Litigation Release No. 19798 / August 10, 2006
SEC v. David Sarna, et ano., Civil Action No. 06-CV-6084 (RJH) (S.D.N.Y.)
SEC Charges David Sarna and Issac Nussen With Broker Kickback Fraud
The Securities and Exchange Commission announced today that it filed a complaint in the United States District Court for the Southern District of New York against David Sarna and Issac Nussen alleging that they manipulated the market for Aurora Medical Technology, Inc. stock by participating in an undisclosed broker kickback scheme.

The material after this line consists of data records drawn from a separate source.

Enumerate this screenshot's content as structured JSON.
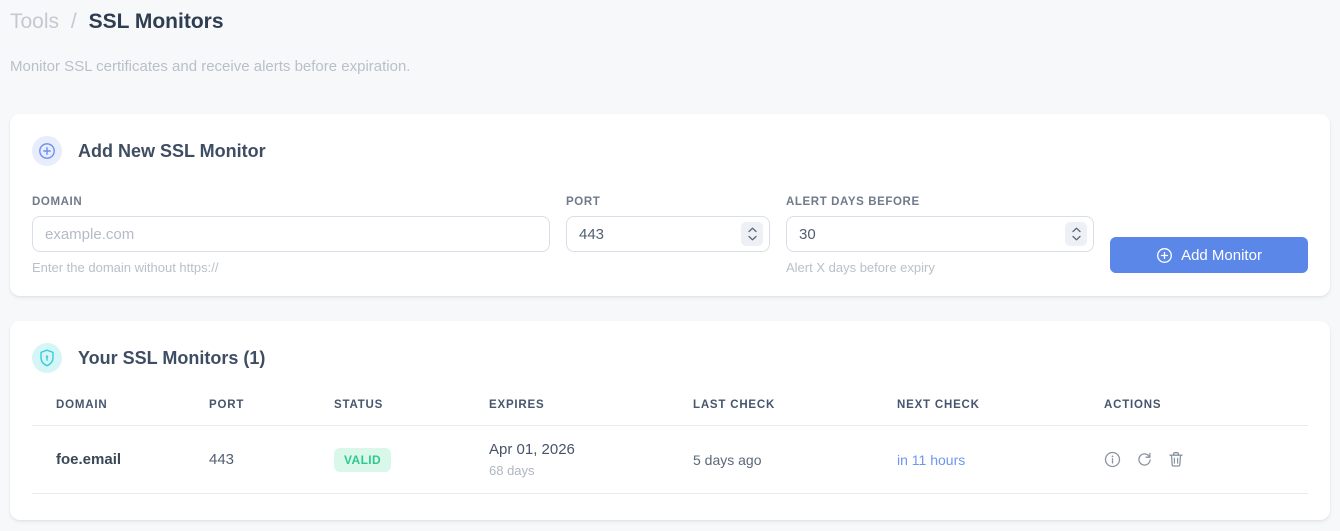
{
  "breadcrumb": {
    "section": "Tools",
    "separator": "/",
    "page": "SSL Monitors"
  },
  "subtitle": "Monitor SSL certificates and receive alerts before expiration.",
  "add_monitor_card": {
    "title": "Add New SSL Monitor",
    "fields": {
      "domain": {
        "label": "DOMAIN",
        "placeholder": "example.com",
        "value": "",
        "helper": "Enter the domain without https://"
      },
      "port": {
        "label": "PORT",
        "value": "443"
      },
      "alert_days": {
        "label": "ALERT DAYS BEFORE",
        "value": "30",
        "helper": "Alert X days before expiry"
      }
    },
    "submit_label": "Add Monitor"
  },
  "monitors_card": {
    "title": "Your SSL Monitors (1)",
    "table": {
      "headers": [
        "DOMAIN",
        "PORT",
        "STATUS",
        "EXPIRES",
        "LAST CHECK",
        "NEXT CHECK",
        "ACTIONS"
      ],
      "rows": [
        {
          "domain": "foe.email",
          "port": "443",
          "status": "VALID",
          "expires_date": "Apr 01, 2026",
          "expires_in": "68 days",
          "last_check": "5 days ago",
          "next_check": "in 11 hours",
          "action_icons": [
            "info",
            "refresh",
            "delete"
          ]
        }
      ]
    }
  },
  "colors": {
    "accent_blue": "#5b87e8",
    "badge_cyan": "#35cfdb",
    "valid_green": "#2ec98e",
    "valid_bg": "#d9f8ea",
    "link_blue": "#6d96f0"
  }
}
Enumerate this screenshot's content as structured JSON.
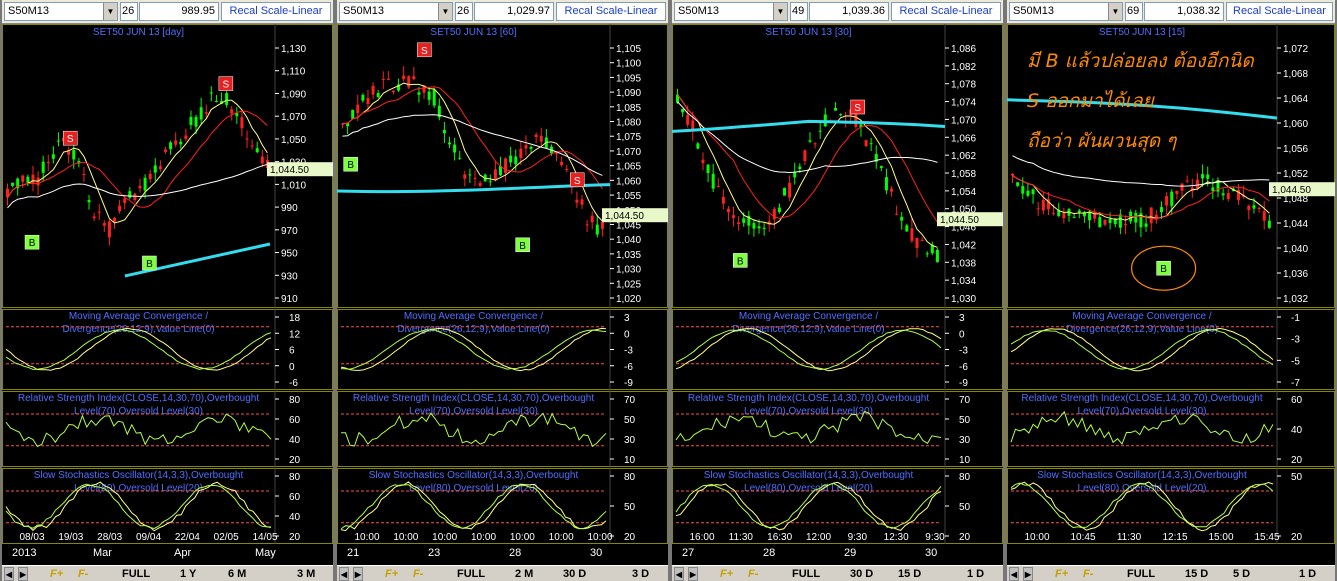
{
  "colors": {
    "up": "#00ff00",
    "down": "#ff2020",
    "bg": "#000000",
    "ma_red": "#ff2020",
    "ma_yellow": "#ffff80",
    "ma_white": "#ffffff",
    "ma_cyan": "#33ddee",
    "label": "#4f6fff",
    "axis": "#ffffff",
    "level": "#ff5050",
    "panel_border": "#888800",
    "last_price_bg": "#e8f8c8"
  },
  "panels": [
    {
      "symbol": "S50M13",
      "field_num": "26",
      "price": "989.95",
      "scale_label": "Recal Scale-Linear",
      "main_title": "SET50 JUN 13   [day]",
      "last_price": "1,044.50",
      "y_ticks": [
        "1,130",
        "1,110",
        "1,090",
        "1,070",
        "1,050",
        "1,030",
        "1,010",
        "990",
        "970",
        "950",
        "930",
        "910"
      ],
      "macd_title": "Moving Average Convergence /\nDivergence(26,12,9),Value Line(0)",
      "macd_ticks": [
        "18",
        "12",
        "6",
        "0",
        "-6"
      ],
      "rsi_title": "Relative Strength Index(CLOSE,14,30,70),Overbought\nLevel(70),Oversold Level(30)",
      "rsi_ticks": [
        "80",
        "60",
        "40",
        "20"
      ],
      "stoch_title": "Slow Stochastics Oscillator(14,3,3),Overbought\nLevel(80),Oversold Level(20)",
      "stoch_ticks": [
        "80",
        "60",
        "40",
        "20"
      ],
      "date_labels_top": [
        "08/03",
        "19/03",
        "28/03",
        "09/04",
        "22/04",
        "02/05",
        "14/05"
      ],
      "date_labels_bottom": [
        "2013",
        "Mar",
        "Apr",
        "May"
      ],
      "signals": [
        {
          "type": "S"
        },
        {
          "type": "S"
        },
        {
          "type": "B"
        },
        {
          "type": "B"
        }
      ],
      "toolbar": {
        "f_plus": "F+",
        "f_minus": "F-",
        "full": "FULL",
        "b1": "1 Y",
        "b2": "6 M",
        "b3": "3 M"
      }
    },
    {
      "symbol": "S50M13",
      "field_num": "26",
      "price": "1,029.97",
      "scale_label": "Recal Scale-Linear",
      "main_title": "SET50 JUN 13   [60]",
      "last_price": "1,044.50",
      "y_ticks": [
        "1,105",
        "1,100",
        "1,095",
        "1,090",
        "1,085",
        "1,080",
        "1,075",
        "1,070",
        "1,065",
        "1,060",
        "1,055",
        "1,050",
        "1,045",
        "1,040",
        "1,035",
        "1,030",
        "1,025",
        "1,020"
      ],
      "macd_title": "Moving Average Convergence /\nDivergence(26,12,9),Value Line(0)",
      "macd_ticks": [
        "3",
        "0",
        "-3",
        "-6",
        "-9"
      ],
      "rsi_title": "Relative Strength Index(CLOSE,14,30,70),Overbought\nLevel(70),Oversold Level(30)",
      "rsi_ticks": [
        "70",
        "50",
        "30",
        "10"
      ],
      "stoch_title": "Slow Stochastics Oscillator(14,3,3),Overbought\nLevel(80),Oversold Level(20)",
      "stoch_ticks": [
        "80",
        "50",
        "20"
      ],
      "date_labels_top": [
        "10:00",
        "10:00",
        "10:00",
        "10:00",
        "10:00",
        "10:00",
        "10:00"
      ],
      "date_labels_bottom": [
        "21",
        "23",
        "28",
        "30"
      ],
      "signals": [
        {
          "type": "S"
        },
        {
          "type": "S"
        },
        {
          "type": "B"
        },
        {
          "type": "B"
        }
      ],
      "toolbar": {
        "f_plus": "F+",
        "f_minus": "F-",
        "full": "FULL",
        "b1": "2 M",
        "b2": "30 D",
        "b3": "3 D"
      }
    },
    {
      "symbol": "S50M13",
      "field_num": "49",
      "price": "1,039.36",
      "scale_label": "Recal Scale-Linear",
      "main_title": "SET50 JUN 13   [30]",
      "last_price": "1,044.50",
      "y_ticks": [
        "1,086",
        "1,082",
        "1,078",
        "1,074",
        "1,070",
        "1,066",
        "1,062",
        "1,058",
        "1,054",
        "1,050",
        "1,046",
        "1,042",
        "1,038",
        "1,034",
        "1,030"
      ],
      "macd_title": "Moving Average Convergence /\nDivergence(26,12,9),Value Line(0)",
      "macd_ticks": [
        "3",
        "0",
        "-3",
        "-6",
        "-9"
      ],
      "rsi_title": "Relative Strength Index(CLOSE,14,30,70),Overbought\nLevel(70),Oversold Level(30)",
      "rsi_ticks": [
        "70",
        "50",
        "30",
        "10"
      ],
      "stoch_title": "Slow Stochastics Oscillator(14,3,3),Overbought\nLevel(80),Oversold Level(20)",
      "stoch_ticks": [
        "80",
        "50",
        "20"
      ],
      "date_labels_top": [
        "16:00",
        "11:30",
        "16:30",
        "12:00",
        "9:30",
        "12:30",
        "9:30"
      ],
      "date_labels_bottom": [
        "27",
        "28",
        "29",
        "30"
      ],
      "signals": [
        {
          "type": "S"
        },
        {
          "type": "B"
        }
      ],
      "toolbar": {
        "f_plus": "F+",
        "f_minus": "F-",
        "full": "FULL",
        "b1": "30 D",
        "b2": "15 D",
        "b3": "1 D"
      }
    },
    {
      "symbol": "S50M13",
      "field_num": "69",
      "price": "1,038.32",
      "scale_label": "Recal Scale-Linear",
      "main_title": "SET50 JUN 13   [15]",
      "last_price": "1,044.50",
      "y_ticks": [
        "1,072",
        "1,068",
        "1,064",
        "1,060",
        "1,056",
        "1,052",
        "1,048",
        "1,044",
        "1,040",
        "1,036",
        "1,032"
      ],
      "macd_title": "Moving Average Convergence /\nDivergence(26,12,9),Value Line(0)",
      "macd_ticks": [
        "-1",
        "-3",
        "-5",
        "-7"
      ],
      "rsi_title": "Relative Strength Index(CLOSE,14,30,70),Overbought\nLevel(70),Oversold Level(30)",
      "rsi_ticks": [
        "60",
        "40",
        "20"
      ],
      "stoch_title": "Slow Stochastics Oscillator(14,3,3),Overbought\nLevel(80),Oversold Level(20)",
      "stoch_ticks": [
        "50",
        "20"
      ],
      "date_labels_top": [
        "10:00",
        "10:45",
        "11:30",
        "12:15",
        "15:00",
        "15:45"
      ],
      "date_labels_bottom": [],
      "signals": [
        {
          "type": "B"
        }
      ],
      "annotation": [
        "มี B แล้วปล่อยลง ต้องอีกนิด",
        "S ออกมาได้เลย",
        "ถือว่า ผันผวนสุด ๆ"
      ],
      "toolbar": {
        "f_plus": "F+",
        "f_minus": "F-",
        "full": "FULL",
        "b1": "15 D",
        "b2": "5 D",
        "b3": "1 D"
      }
    }
  ]
}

The Commission's complaint alleges that, since May 2006, Sarna and Nussen participated in an undisclosed kickback arrangement with a former stock promoter and an individual whom Sarna and Nussen believed to be associated with a registered broker-dealer. Sarna and Nussen said that they controlled a majority of Aurora's stock and that they were funding the company's operations with sale proceeds of Aurora stock. To generate additional stock sales and create trading volume in Aurora stock, Sarna and Nussen agreed to pay these individuals an amount equal to 30 percent of Sarna and Nussen's stock sale proceeds as a kickback for soliciting retail customers. On June 8, 2006, Sarna and Nussen deposited 3,286,403 shares of Aurora stock into an account at the brokerage firm. On June 21 and 22, 2006, the person Sarna and Nussen believed to be associated with the brokerage firm sold 83,000 and 56,000 Aurora shares, respectively, from Sarna and Nussen's nominee account to other accounts at the brokerage firm. On July 3, 2006, Sarna and Nussen received the sale proceeds of $25,000, and on July 6, 2006, Sarna and Nussen paid a $7,500 kickback to the former stock promoter.
Beginning on July 14, 2006, the Commission temporarily suspended trading in the securities of Aurora for ten business days pursuant to Section 12(k) of the Exchange Act because of possible manipulative conduct occurring in the market for the company's stock. [34-54144]
The complaint charges Defendants with violating of Section 17(a) of the Securities Act of 1933 and Section 10(b) of the Securities Exchange Act of 1934 and Rule 10b-5 thereunder. In its action, the Commission is seeking permanent injunctions prohibiting Defendants from committing future violations of the foregoing federal securities laws, disgorgement of ill-gotten gains plus pre-judgment interest thereon, and civil penalties.